= What this task involves =
Would you please repeat the data that follows, exactly as it reads?

= The input =
⟨
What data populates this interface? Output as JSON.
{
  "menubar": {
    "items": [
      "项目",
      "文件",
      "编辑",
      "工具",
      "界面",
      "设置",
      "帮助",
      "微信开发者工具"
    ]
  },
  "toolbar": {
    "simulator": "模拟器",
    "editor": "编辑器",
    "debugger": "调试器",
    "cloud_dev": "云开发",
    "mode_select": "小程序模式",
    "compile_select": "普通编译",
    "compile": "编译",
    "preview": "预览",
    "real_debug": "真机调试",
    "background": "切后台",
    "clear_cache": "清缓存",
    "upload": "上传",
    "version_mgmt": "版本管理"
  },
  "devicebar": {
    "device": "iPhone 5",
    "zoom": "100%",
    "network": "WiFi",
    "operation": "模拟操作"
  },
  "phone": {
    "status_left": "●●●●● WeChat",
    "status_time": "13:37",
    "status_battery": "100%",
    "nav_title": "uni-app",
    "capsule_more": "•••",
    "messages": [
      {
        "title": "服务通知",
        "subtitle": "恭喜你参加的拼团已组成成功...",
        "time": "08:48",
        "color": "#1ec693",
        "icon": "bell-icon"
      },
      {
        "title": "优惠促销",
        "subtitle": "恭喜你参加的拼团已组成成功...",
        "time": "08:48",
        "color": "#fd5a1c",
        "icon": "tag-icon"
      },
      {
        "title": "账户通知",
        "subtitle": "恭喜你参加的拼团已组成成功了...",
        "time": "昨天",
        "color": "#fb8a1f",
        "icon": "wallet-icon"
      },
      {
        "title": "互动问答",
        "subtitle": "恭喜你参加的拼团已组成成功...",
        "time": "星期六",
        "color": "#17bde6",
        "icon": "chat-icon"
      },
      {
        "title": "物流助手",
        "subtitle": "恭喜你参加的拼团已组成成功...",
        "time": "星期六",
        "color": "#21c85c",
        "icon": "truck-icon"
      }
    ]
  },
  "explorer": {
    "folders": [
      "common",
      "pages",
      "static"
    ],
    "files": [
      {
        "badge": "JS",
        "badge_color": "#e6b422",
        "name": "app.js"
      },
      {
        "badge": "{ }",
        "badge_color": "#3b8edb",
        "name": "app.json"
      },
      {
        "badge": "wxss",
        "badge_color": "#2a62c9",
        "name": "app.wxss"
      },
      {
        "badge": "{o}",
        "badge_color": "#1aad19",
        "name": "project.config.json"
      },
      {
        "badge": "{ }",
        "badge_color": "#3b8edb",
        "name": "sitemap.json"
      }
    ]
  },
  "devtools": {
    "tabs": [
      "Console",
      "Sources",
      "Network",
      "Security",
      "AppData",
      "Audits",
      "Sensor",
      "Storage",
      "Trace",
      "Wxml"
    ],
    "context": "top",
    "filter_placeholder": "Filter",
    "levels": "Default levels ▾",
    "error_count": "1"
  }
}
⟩
= Task result =
What data populates this interface? Output as JSON.
{
  "menubar": {
    "items": [
      "项目",
      "文件",
      "编辑",
      "工具",
      "界面",
      "设置",
      "帮助",
      "微信开发者工具"
    ]
  },
  "toolbar": {
    "simulator": "模拟器",
    "editor": "编辑器",
    "debugger": "调试器",
    "cloud_dev": "云开发",
    "mode_select": "小程序模式",
    "compile_select": "普通编译",
    "compile": "编译",
    "preview": "预览",
    "real_debug": "真机调试",
    "background": "切后台",
    "clear_cache": "清缓存",
    "upload": "上传",
    "version_mgmt": "版本管理"
  },
  "devicebar": {
    "device": "iPhone 5",
    "zoom": "100%",
    "network": "WiFi",
    "operation": "模拟操作"
  },
  "phone": {
    "status_left": "●●●●● WeChat",
    "status_time": "13:37",
    "status_battery": "100%",
    "nav_title": "uni-app",
    "capsule_more": "•••",
    "messages": [
      {
        "title": "服务通知",
        "subtitle": "恭喜你参加的拼团已组成成功...",
        "time": "08:48",
        "color": "#1ec693",
        "icon": "bell-icon"
      },
      {
        "title": "优惠促销",
        "subtitle": "恭喜你参加的拼团已组成成功...",
        "time": "08:48",
        "color": "#fd5a1c",
        "icon": "tag-icon"
      },
      {
        "title": "账户通知",
        "subtitle": "恭喜你参加的拼团已组成成功了...",
        "time": "昨天",
        "color": "#fb8a1f",
        "icon": "wallet-icon"
      },
      {
        "title": "互动问答",
        "subtitle": "恭喜你参加的拼团已组成成功...",
        "time": "星期六",
        "color": "#17bde6",
        "icon": "chat-icon"
      },
      {
        "title": "物流助手",
        "subtitle": "恭喜你参加的拼团已组成成功...",
        "time": "星期六",
        "color": "#21c85c",
        "icon": "truck-icon"
      }
    ]
  },
  "explorer": {
    "folders": [
      "common",
      "pages",
      "static"
    ],
    "files": [
      {
        "badge": "JS",
        "badge_color": "#e6b422",
        "name": "app.js"
      },
      {
        "badge": "{ }",
        "badge_color": "#3b8edb",
        "name": "app.json"
      },
      {
        "badge": "wxss",
        "badge_color": "#2a62c9",
        "name": "app.wxss"
      },
      {
        "badge": "{o}",
        "badge_color": "#1aad19",
        "name": "project.config.json"
      },
      {
        "badge": "{ }",
        "badge_color": "#3b8edb",
        "name": "sitemap.json"
      }
    ]
  },
  "devtools": {
    "tabs": [
      "Console",
      "Sources",
      "Network",
      "Security",
      "AppData",
      "Audits",
      "Sensor",
      "Storage",
      "Trace",
      "Wxml"
    ],
    "context": "top",
    "filter_placeholder": "Filter",
    "levels": "Default levels ▾",
    "error_count": "1"
  }
}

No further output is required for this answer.